*** Begin section ***
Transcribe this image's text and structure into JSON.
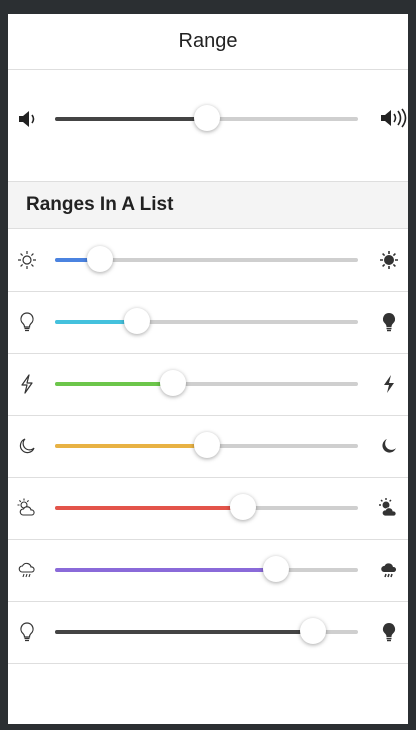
{
  "header": {
    "title": "Range"
  },
  "volume": {
    "value": 50,
    "fill_color": "#444444",
    "left_icon": "volume-low-icon",
    "right_icon": "volume-high-icon"
  },
  "list": {
    "title": "Ranges In A List",
    "items": [
      {
        "value": 15,
        "color": "#4b83e0",
        "left_icon": "sun-outline-icon",
        "right_icon": "sun-filled-icon"
      },
      {
        "value": 27,
        "color": "#44c1dd",
        "left_icon": "bulb-outline-icon",
        "right_icon": "bulb-filled-icon"
      },
      {
        "value": 39,
        "color": "#6cc64a",
        "left_icon": "bolt-outline-icon",
        "right_icon": "bolt-filled-icon"
      },
      {
        "value": 50,
        "color": "#e8b244",
        "left_icon": "moon-outline-icon",
        "right_icon": "moon-filled-icon"
      },
      {
        "value": 62,
        "color": "#e3544a",
        "left_icon": "partly-sunny-outline-icon",
        "right_icon": "partly-sunny-filled-icon"
      },
      {
        "value": 73,
        "color": "#8a6ad9",
        "left_icon": "rainy-outline-icon",
        "right_icon": "rainy-filled-icon"
      },
      {
        "value": 85,
        "color": "#444444",
        "left_icon": "bulb-outline-icon",
        "right_icon": "bulb-filled-icon"
      }
    ]
  }
}
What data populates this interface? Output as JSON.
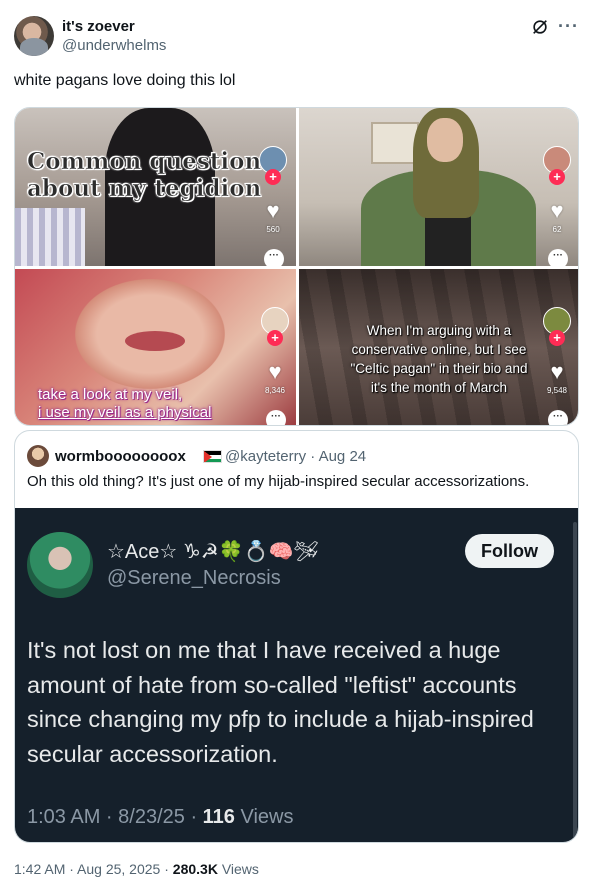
{
  "author": {
    "display_name": "it's zoever",
    "handle": "@underwhelms"
  },
  "tweet": {
    "text": "white pagans love doing this lol",
    "timestamp": "1:42 AM · Aug 25, 2025 · ",
    "views_count": "280.3K",
    "views_label": " Views"
  },
  "media": [
    {
      "caption_line1": "Common questions",
      "caption_line2": "about my tegidion",
      "likes": "560"
    },
    {
      "likes": "62"
    },
    {
      "caption_line1": "take a look at my veil,",
      "caption_line2": "i use my veil as a physical",
      "likes": "8,346"
    },
    {
      "caption": "When I'm arguing with a conservative online, but I see \"Celtic pagan\" in their bio and it's the month of March",
      "likes": "9,548"
    }
  ],
  "quote": {
    "display_name": "wormboooooooox",
    "handle_date": "@kayteterry · Aug 24",
    "text": "Oh this old thing? It's just one of my hijab-inspired secular accessorizations.",
    "embedded": {
      "display_name": "☆Ace☆ ♑︎☭🍀💍🧠🛩",
      "handle": "@Serene_Necrosis",
      "follow_label": "Follow",
      "body": "It's not lost on me that I have received a huge amount of hate from so-called \"leftist\" accounts since changing my pfp to include a hijab-inspired secular accessorization.",
      "meta_time": "1:03 AM · 8/23/25 · ",
      "meta_views": "116",
      "meta_views_label": " Views"
    }
  },
  "icons": {
    "grok": "grok-icon",
    "more": "more-icon",
    "heart": "heart-icon",
    "plus": "plus-icon",
    "dots": "dots-icon"
  },
  "colors": {
    "text": "#0f1419",
    "muted": "#536471",
    "dark_bg": "#15202b",
    "tiktok_red": "#fe2c55"
  }
}
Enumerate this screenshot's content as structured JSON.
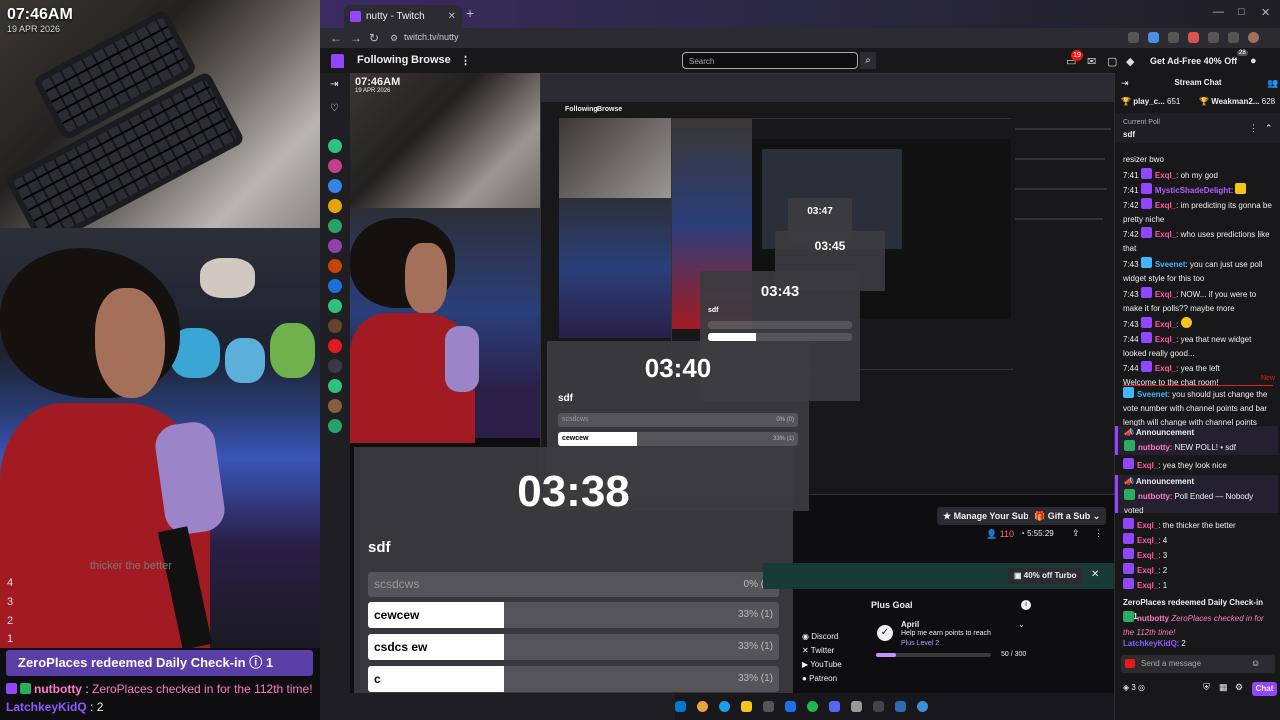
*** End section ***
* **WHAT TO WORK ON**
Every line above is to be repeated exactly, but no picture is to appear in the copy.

* **RESPONSE BELOW**
Transcribe this image's text and structure into JSON.
{
  "header": {
    "title": "Range"
  },
  "volume": {
    "value": 50,
    "fill_color": "#444444",
    "left_icon": "volume-low-icon",
    "right_icon": "volume-high-icon"
  },
  "list": {
    "title": "Ranges In A List",
    "items": [
      {
        "value": 15,
        "color": "#4b83e0",
        "left_icon": "sun-outline-icon",
        "right_icon": "sun-filled-icon"
      },
      {
        "value": 27,
        "color": "#44c1dd",
        "left_icon": "bulb-outline-icon",
        "right_icon": "bulb-filled-icon"
      },
      {
        "value": 39,
        "color": "#6cc64a",
        "left_icon": "bolt-outline-icon",
        "right_icon": "bolt-filled-icon"
      },
      {
        "value": 50,
        "color": "#e8b244",
        "left_icon": "moon-outline-icon",
        "right_icon": "moon-filled-icon"
      },
      {
        "value": 62,
        "color": "#e3544a",
        "left_icon": "partly-sunny-outline-icon",
        "right_icon": "partly-sunny-filled-icon"
      },
      {
        "value": 73,
        "color": "#8a6ad9",
        "left_icon": "rainy-outline-icon",
        "right_icon": "rainy-filled-icon"
      },
      {
        "value": 85,
        "color": "#444444",
        "left_icon": "bulb-outline-icon",
        "right_icon": "bulb-filled-icon"
      }
    ]
  }
}
What data populates this interface? Output as JSON.
{
  "author": {
    "display_name": "it's zoever",
    "handle": "@underwhelms"
  },
  "tweet": {
    "text": "white pagans love doing this lol",
    "timestamp": "1:42 AM · Aug 25, 2025 · ",
    "views_count": "280.3K",
    "views_label": " Views"
  },
  "media": [
    {
      "caption_line1": "Common questions",
      "caption_line2": "about my tegidion",
      "likes": "560"
    },
    {
      "likes": "62"
    },
    {
      "caption_line1": "take a look at my veil,",
      "caption_line2": "i use my veil as a physical",
      "likes": "8,346"
    },
    {
      "caption": "When I'm arguing with a conservative online, but I see \"Celtic pagan\" in their bio and it's the month of March",
      "likes": "9,548"
    }
  ],
  "quote": {
    "display_name": "wormboooooooox",
    "handle_date": "@kayteterry · Aug 24",
    "text": "Oh this old thing? It's just one of my hijab-inspired secular accessorizations.",
    "embedded": {
      "display_name": "☆Ace☆ ♑︎☭🍀💍🧠🛩",
      "handle": "@Serene_Necrosis",
      "follow_label": "Follow",
      "body": "It's not lost on me that I have received a huge amount of hate from so-called \"leftist\" accounts since changing my pfp to include a hijab-inspired secular accessorization.",
      "meta_time": "1:03 AM · 8/23/25 · ",
      "meta_views": "116",
      "meta_views_label": " Views"
    }
  },
  "icons": {
    "grok": "grok-icon",
    "more": "more-icon",
    "heart": "heart-icon",
    "plus": "plus-icon",
    "dots": "dots-icon"
  },
  "colors": {
    "text": "#0f1419",
    "muted": "#536471",
    "dark_bg": "#15202b",
    "tiktok_red": "#fe2c55"
  }
}
Enumerate this screenshot's content as structured JSON.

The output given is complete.